The successful launch of “Chandrayaan-2” is another shot in arm. It is the nation’s first lunar landing mission. The payloads aboard Chandrayaan-2 will help in understanding the origin of moon and how it is related to the earth. It consists of an orbiter, a lander and a rover together referred to as “composite body”. It will be injected into an Earth parking orbit.
Besides the Government has put its best foot forward with the launch of New Space India Limited (NSIL), to look after launch vehicles, to focus on transfer of technology (TOT) and to help the Indian space agency- Indian Space Research Organisation (ISRO), to commercialise its launch vehicle and other state of the art technologies in the global space market. NSIL will act in coordination with ANTRIX, ISRO’s another commercial arm.

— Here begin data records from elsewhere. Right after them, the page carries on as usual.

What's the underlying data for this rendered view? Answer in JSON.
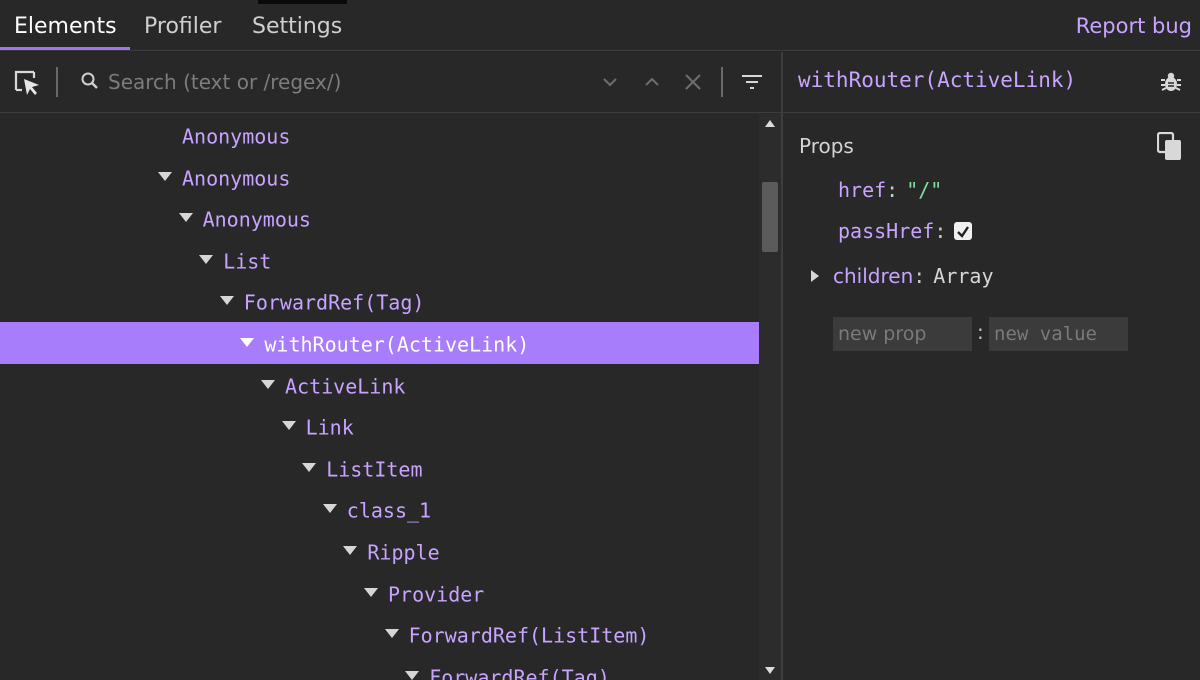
{
  "tabs": {
    "elements": "Elements",
    "profiler": "Profiler",
    "settings": "Settings",
    "report_bug": "Report bug"
  },
  "toolbar": {
    "search_placeholder": "Search (text or /regex/)",
    "inspect_icon": "inspect-element-icon",
    "search_icon": "search-icon",
    "prev_icon": "chevron-down-icon",
    "next_icon": "chevron-up-icon",
    "clear_icon": "close-icon",
    "filter_icon": "filter-icon"
  },
  "tree": {
    "rows": [
      {
        "label": "Anonymous",
        "depth": 0,
        "expanded": false,
        "selected": false
      },
      {
        "label": "Anonymous",
        "depth": 0,
        "expanded": true,
        "selected": false
      },
      {
        "label": "Anonymous",
        "depth": 1,
        "expanded": true,
        "selected": false
      },
      {
        "label": "List",
        "depth": 2,
        "expanded": true,
        "selected": false
      },
      {
        "label": "ForwardRef(Tag)",
        "depth": 3,
        "expanded": true,
        "selected": false
      },
      {
        "label": "withRouter(ActiveLink)",
        "depth": 4,
        "expanded": true,
        "selected": true
      },
      {
        "label": "ActiveLink",
        "depth": 5,
        "expanded": true,
        "selected": false
      },
      {
        "label": "Link",
        "depth": 6,
        "expanded": true,
        "selected": false
      },
      {
        "label": "ListItem",
        "depth": 7,
        "expanded": true,
        "selected": false
      },
      {
        "label": "class_1",
        "depth": 8,
        "expanded": true,
        "selected": false
      },
      {
        "label": "Ripple",
        "depth": 9,
        "expanded": true,
        "selected": false
      },
      {
        "label": "Provider",
        "depth": 10,
        "expanded": true,
        "selected": false
      },
      {
        "label": "ForwardRef(ListItem)",
        "depth": 11,
        "expanded": true,
        "selected": false
      },
      {
        "label": "ForwardRef(Tag)",
        "depth": 12,
        "expanded": true,
        "selected": false
      }
    ]
  },
  "inspector": {
    "component_name": "withRouter(ActiveLink)",
    "bug_icon": "bug-icon",
    "props_title": "Props",
    "copy_icon": "copy-icon",
    "props": {
      "href_key": "href",
      "href_value": "\"/\"",
      "passHref_key": "passHref",
      "passHref_checked": true,
      "children_key": "children",
      "children_value": "Array"
    },
    "new_prop_placeholder": "new prop",
    "new_value_placeholder": "new value"
  },
  "colors": {
    "accent": "#a275f0",
    "selected_row": "#a87dfb",
    "component_name": "#c8a3ff",
    "string_value": "#7fe0a2",
    "background": "#282828"
  }
}
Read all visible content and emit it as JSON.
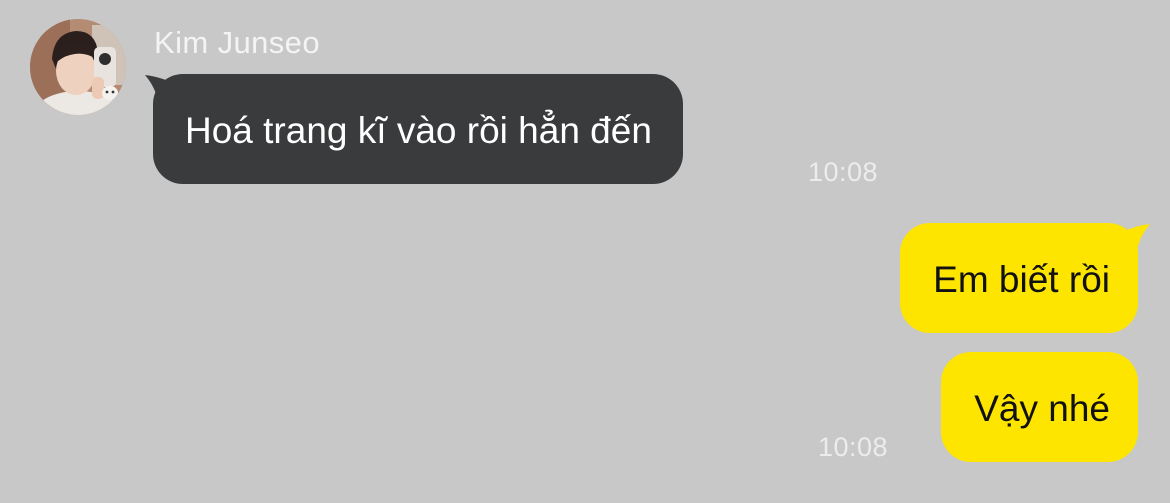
{
  "conversation": {
    "incoming": {
      "sender_name": "Kim Junseo",
      "avatar_icon": "user-photo-avatar",
      "message": "Hoá trang kĩ vào rồi hẳn đến",
      "time": "10:08",
      "bubble_color": "#3a3b3d",
      "text_color": "#ffffff"
    },
    "outgoing": [
      {
        "message": "Em biết rồi"
      },
      {
        "message": "Vậy nhé",
        "time": "10:08"
      }
    ],
    "outgoing_bubble_color": "#fee500",
    "background_color": "#c8c8c8"
  }
}
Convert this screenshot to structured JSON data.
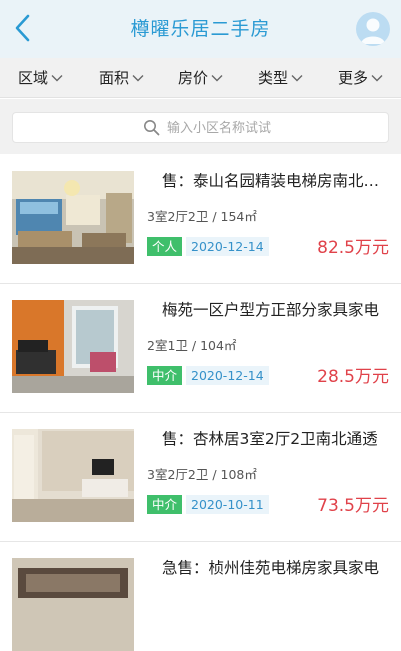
{
  "header": {
    "title": "樽曜乐居二手房",
    "back_icon": "chevron-left-icon",
    "avatar_icon": "user-avatar-icon",
    "accent": "#2a9ad3"
  },
  "filters": [
    {
      "label": "区域"
    },
    {
      "label": "面积"
    },
    {
      "label": "房价"
    },
    {
      "label": "类型"
    },
    {
      "label": "更多"
    }
  ],
  "search": {
    "placeholder": "输入小区名称试试",
    "icon": "search-icon"
  },
  "listings": [
    {
      "title": "售：泰山名园精装电梯房南北通透",
      "spec": "3室2厅2卫 / 154㎡",
      "badge": "个人",
      "date": "2020-12-14",
      "price": "82.5万元"
    },
    {
      "title": "梅苑一区户型方正部分家具家电",
      "spec": "2室1卫 / 104㎡",
      "badge": "中介",
      "date": "2020-12-14",
      "price": "28.5万元"
    },
    {
      "title": "售：杏林居3室2厅2卫南北通透",
      "spec": "3室2厅2卫 / 108㎡",
      "badge": "中介",
      "date": "2020-10-11",
      "price": "73.5万元"
    },
    {
      "title": "急售：桢州佳苑电梯房家具家电",
      "spec": "",
      "badge": "",
      "date": "",
      "price": ""
    }
  ],
  "colors": {
    "badge_green": "#3fbf6b",
    "price_red": "#e0424a",
    "date_blue": "#3591c9"
  }
}
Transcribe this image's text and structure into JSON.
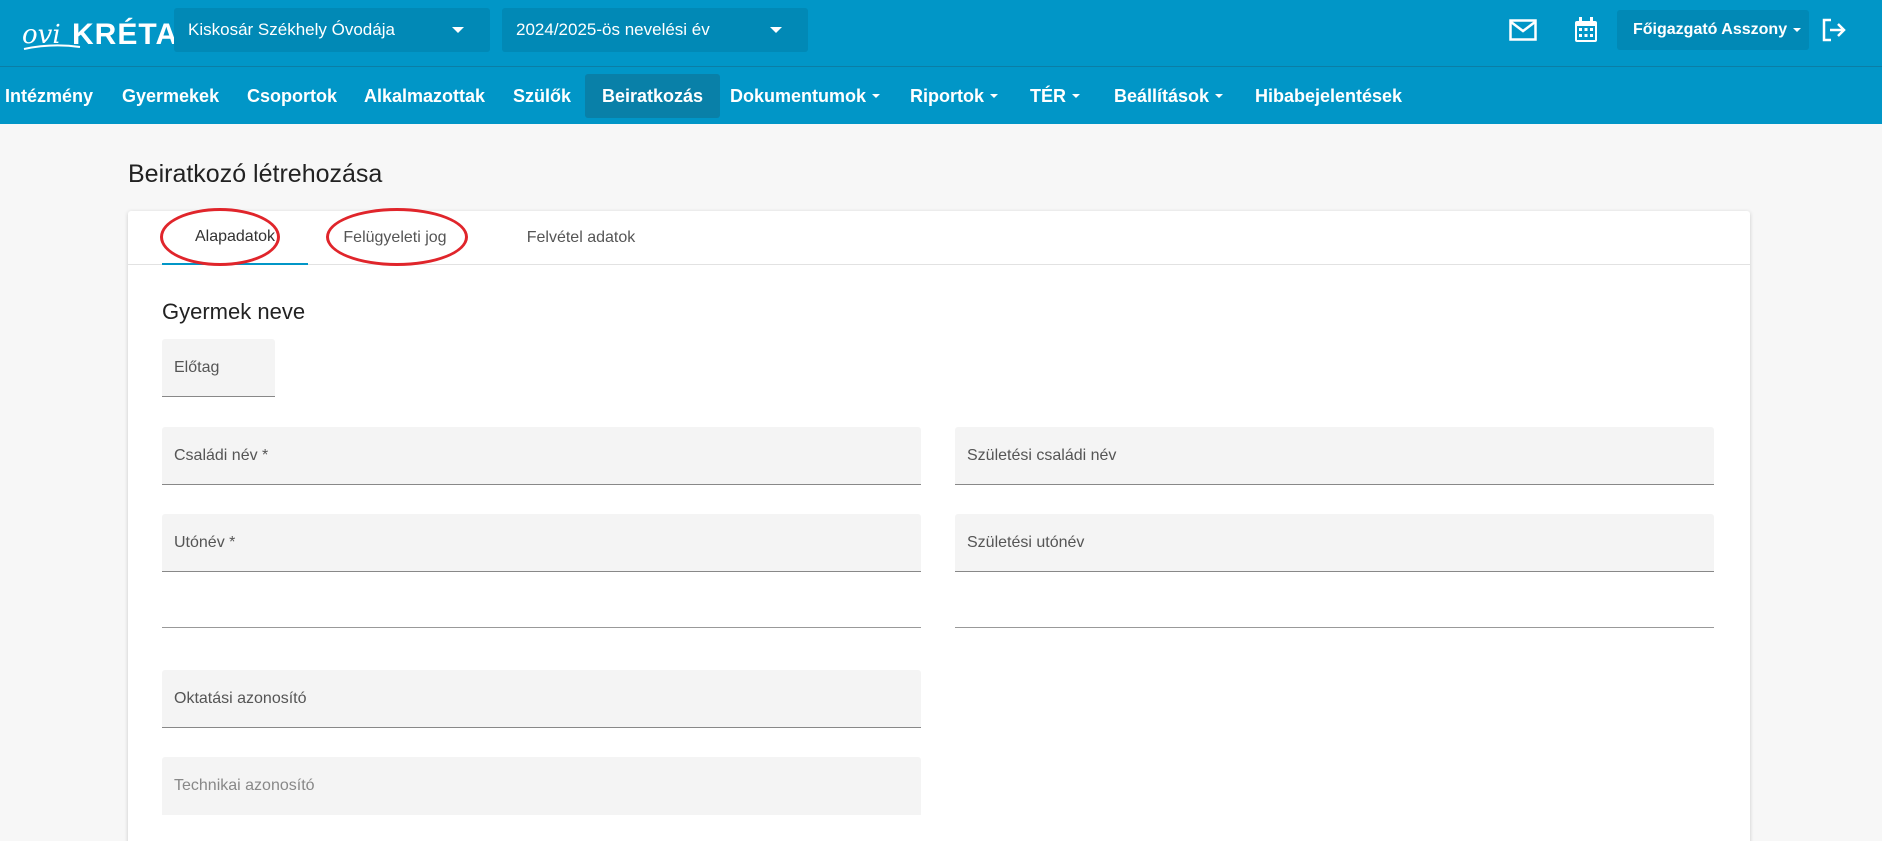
{
  "header": {
    "logo_ovi": "ovi",
    "logo_kreta": "KRÉTA",
    "school_select": "Kiskosár Székhely Óvodája",
    "year_select": "2024/2025-ös nevelési év",
    "user_name": "Főigazgató Asszony"
  },
  "nav": {
    "items": [
      {
        "label": "Intézmény"
      },
      {
        "label": "Gyermekek"
      },
      {
        "label": "Csoportok"
      },
      {
        "label": "Alkalmazottak"
      },
      {
        "label": "Szülők"
      },
      {
        "label": "Beiratkozás",
        "active": true
      },
      {
        "label": "Dokumentumok",
        "dropdown": true
      },
      {
        "label": "Riportok",
        "dropdown": true
      },
      {
        "label": "TÉR",
        "dropdown": true
      },
      {
        "label": "Beállítások",
        "dropdown": true
      },
      {
        "label": "Hibabejelentések"
      }
    ]
  },
  "page": {
    "title": "Beiratkozó létrehozása",
    "tabs": [
      {
        "label": "Alapadatok",
        "active": true
      },
      {
        "label": "Felügyeleti jog"
      },
      {
        "label": "Felvétel adatok"
      }
    ],
    "section_title": "Gyermek neve",
    "fields": {
      "prefix": "Előtag",
      "family_name": "Családi név *",
      "birth_family_name": "Születési családi név",
      "given_name": "Utónév *",
      "birth_given_name": "Születési utónév",
      "education_id": "Oktatási azonosító",
      "technical_id": "Technikai azonosító"
    }
  },
  "colors": {
    "header_bg": "#0196c7",
    "active_nav_bg": "#0980a8",
    "highlight_ring": "#e0252b"
  }
}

ISRO is also planning to put up its very own 30 ton space station in the orbit by the end of 2030. “Ganganyaan”, is ISRO’s another ambitious indigenous human spaceflight programme, to send astronauts to space is already underway. It envisages two unmanned and one manned flight, with three member crew space craft. Three Indian astronauts will be sent to space for up to seven days by 2022.
India is expected to become one of the most powerful countries in the time to come. Let us hope that we become super power by 2030.
By - Raju Vernekar